▸ **Work request**
Your task is to show every line in the listing below that includes "label".

▸ **Material for this task**
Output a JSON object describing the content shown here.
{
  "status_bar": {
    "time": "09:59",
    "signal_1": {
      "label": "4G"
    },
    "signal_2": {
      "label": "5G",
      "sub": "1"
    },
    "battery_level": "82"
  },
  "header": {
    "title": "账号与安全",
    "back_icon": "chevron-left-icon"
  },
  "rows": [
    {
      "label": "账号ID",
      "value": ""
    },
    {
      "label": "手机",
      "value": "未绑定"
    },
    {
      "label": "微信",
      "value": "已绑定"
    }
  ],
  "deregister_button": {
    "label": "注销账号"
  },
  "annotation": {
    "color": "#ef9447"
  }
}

▸ **Result for this task**
      "label": "4G"
      "label": "5G",
      "label": "账号ID",
      "label": "手机",
      "label": "微信",
    "label": "注销账号"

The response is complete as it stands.